4. Receptive information for the lower body enter the spinothalamic tract at the
.
A. Lumbar spinal cord
B. Throacic spinal cord
C. Pons
D. Caudal medulla

True/False
1. Merkel's disks are slowly adapting.
2. Meissner's corpuscles are located in all the skin and it's layers.
3. The trigeminal pathway is used for mechanoreceptive information from the head to be sent to the central nervous system.
4. Information from the reflex arc needs to be sent to the brain first before it is able to withdraw from a stimulus.
5. A unilateral lesion of the spinothalamic tract will show sensory loss on the opposite side of the body for pain and temperature.

Essay/Short Answer:
1. Describe the trigeminal somatic sensory pathway and what information it is receiving.
2. Diagram the withdrawal reflex arc and explain how it works.
3. Explain the difference between rapidly adapting and slowly adapting receptors.
4. Explain the differences between mechanoreceptors, thermoreceptors, and nocireceptors and determine which receptor is part of which group.

Answers:
Multiple Choice
1. B
2. A
3. C
4. A
True/False
1. True
2. False, glaborous skin
3. True
4. False, it goes to the spinal cord first and withdraws
5. True

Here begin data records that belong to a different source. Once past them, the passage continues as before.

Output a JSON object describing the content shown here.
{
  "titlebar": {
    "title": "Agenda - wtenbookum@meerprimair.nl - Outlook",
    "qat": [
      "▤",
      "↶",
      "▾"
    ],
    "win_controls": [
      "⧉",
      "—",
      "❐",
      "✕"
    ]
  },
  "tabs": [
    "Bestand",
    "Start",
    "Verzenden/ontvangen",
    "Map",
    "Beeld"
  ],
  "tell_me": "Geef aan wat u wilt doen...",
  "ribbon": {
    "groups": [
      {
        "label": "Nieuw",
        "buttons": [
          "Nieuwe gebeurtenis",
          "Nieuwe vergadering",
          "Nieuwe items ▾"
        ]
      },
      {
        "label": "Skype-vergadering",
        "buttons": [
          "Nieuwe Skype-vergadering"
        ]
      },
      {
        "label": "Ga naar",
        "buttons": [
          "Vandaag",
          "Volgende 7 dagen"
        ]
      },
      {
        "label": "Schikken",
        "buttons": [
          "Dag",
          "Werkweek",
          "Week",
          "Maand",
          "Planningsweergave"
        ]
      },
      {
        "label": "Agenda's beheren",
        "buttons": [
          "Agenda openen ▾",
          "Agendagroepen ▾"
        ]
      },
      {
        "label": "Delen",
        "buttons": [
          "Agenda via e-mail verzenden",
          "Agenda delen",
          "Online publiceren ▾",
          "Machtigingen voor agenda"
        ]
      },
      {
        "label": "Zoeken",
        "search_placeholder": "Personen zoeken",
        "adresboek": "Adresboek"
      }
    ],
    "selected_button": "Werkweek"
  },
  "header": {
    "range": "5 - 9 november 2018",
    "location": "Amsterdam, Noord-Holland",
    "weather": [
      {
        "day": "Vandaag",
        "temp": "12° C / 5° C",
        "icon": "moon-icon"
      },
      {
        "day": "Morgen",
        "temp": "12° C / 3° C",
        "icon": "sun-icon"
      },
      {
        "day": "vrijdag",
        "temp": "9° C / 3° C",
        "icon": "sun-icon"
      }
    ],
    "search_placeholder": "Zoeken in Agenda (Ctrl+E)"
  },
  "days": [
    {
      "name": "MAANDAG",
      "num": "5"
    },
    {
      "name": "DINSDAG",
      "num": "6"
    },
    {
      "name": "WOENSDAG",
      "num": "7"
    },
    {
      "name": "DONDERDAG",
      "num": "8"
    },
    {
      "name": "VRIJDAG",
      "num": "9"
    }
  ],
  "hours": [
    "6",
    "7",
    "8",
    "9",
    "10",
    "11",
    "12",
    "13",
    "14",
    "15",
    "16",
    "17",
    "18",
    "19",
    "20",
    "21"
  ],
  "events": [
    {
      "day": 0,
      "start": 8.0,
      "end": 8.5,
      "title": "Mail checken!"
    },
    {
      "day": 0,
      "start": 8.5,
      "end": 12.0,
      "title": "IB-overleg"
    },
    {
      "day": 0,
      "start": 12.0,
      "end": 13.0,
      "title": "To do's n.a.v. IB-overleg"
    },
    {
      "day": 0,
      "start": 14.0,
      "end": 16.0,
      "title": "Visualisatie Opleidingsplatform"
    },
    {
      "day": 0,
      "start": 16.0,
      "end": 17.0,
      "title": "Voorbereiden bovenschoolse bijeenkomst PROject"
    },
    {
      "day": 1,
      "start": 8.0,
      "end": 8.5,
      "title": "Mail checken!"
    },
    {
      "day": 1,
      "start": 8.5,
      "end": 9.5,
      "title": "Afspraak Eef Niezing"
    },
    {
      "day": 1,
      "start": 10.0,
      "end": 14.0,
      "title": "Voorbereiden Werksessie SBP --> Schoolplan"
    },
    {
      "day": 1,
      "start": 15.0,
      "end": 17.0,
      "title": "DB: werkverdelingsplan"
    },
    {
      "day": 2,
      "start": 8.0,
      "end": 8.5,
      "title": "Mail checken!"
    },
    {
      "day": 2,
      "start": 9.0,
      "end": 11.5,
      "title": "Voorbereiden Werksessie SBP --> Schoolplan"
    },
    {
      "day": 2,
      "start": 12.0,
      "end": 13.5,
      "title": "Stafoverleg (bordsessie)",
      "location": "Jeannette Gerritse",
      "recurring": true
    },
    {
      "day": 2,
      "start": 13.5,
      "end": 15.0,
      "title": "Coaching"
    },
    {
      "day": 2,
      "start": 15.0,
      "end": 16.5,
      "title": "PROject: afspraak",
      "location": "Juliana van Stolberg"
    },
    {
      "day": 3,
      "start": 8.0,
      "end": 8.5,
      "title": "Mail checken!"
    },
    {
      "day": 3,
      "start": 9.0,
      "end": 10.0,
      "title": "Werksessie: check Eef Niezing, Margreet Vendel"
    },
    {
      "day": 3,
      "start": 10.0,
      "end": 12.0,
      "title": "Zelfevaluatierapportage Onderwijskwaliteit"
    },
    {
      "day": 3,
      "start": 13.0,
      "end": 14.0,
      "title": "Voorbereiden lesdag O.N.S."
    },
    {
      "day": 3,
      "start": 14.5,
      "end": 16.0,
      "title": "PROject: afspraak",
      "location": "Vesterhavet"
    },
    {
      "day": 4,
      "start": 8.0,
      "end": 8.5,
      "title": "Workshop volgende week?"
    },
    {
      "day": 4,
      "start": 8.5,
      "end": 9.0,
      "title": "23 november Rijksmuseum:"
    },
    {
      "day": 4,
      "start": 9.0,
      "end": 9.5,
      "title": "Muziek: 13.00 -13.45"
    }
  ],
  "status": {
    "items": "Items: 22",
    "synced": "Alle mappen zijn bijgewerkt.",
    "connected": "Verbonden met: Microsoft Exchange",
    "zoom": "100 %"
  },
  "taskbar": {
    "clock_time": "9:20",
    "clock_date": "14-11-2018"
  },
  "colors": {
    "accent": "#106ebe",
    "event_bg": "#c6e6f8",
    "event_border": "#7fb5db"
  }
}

References
1. Blumefeld, H. Neuroanatomy Through Clinical Cases. Sunderland:Sinauer Associates, Inc. 2002, p. 268.
2. Brodal P. The Central Nervous System: Structure and Function. Oxford: Oxford University Press, 2004, p. 139.
3. Gardner, E. Fundamentals of Neurology. Philadelphia, PA: W.B. Saunders Company, 1993, p. 221-25, 233.
4. Greenstein, B., & Greenstein, A. Color Atlas of Neuroscience Neuroanatomy and Neurophysiology. Stuttgart, NY: Thieme, 2000, p. 136, 158-60.
5. Central Pain Pathways The Spinothalamic Tract. In: Neuroscience. 2001. [Available at http://www.ncbi.nlm.nih.gov/​bookshelf/​br.fcgi?book=neurosci&part=a682].
6. Purves, D. et al. (Eds.). Neuroscience. Sunderland, MA: Sinauer Associates, Inc, 2004, p. 189-217.
7. Introduction to Clinical Neurology. From University of Florida College of Medicine. 2009. [Available at http://medinfo.ufl.edu/​year2/​neuro/​review/​images/​fig05.jpg].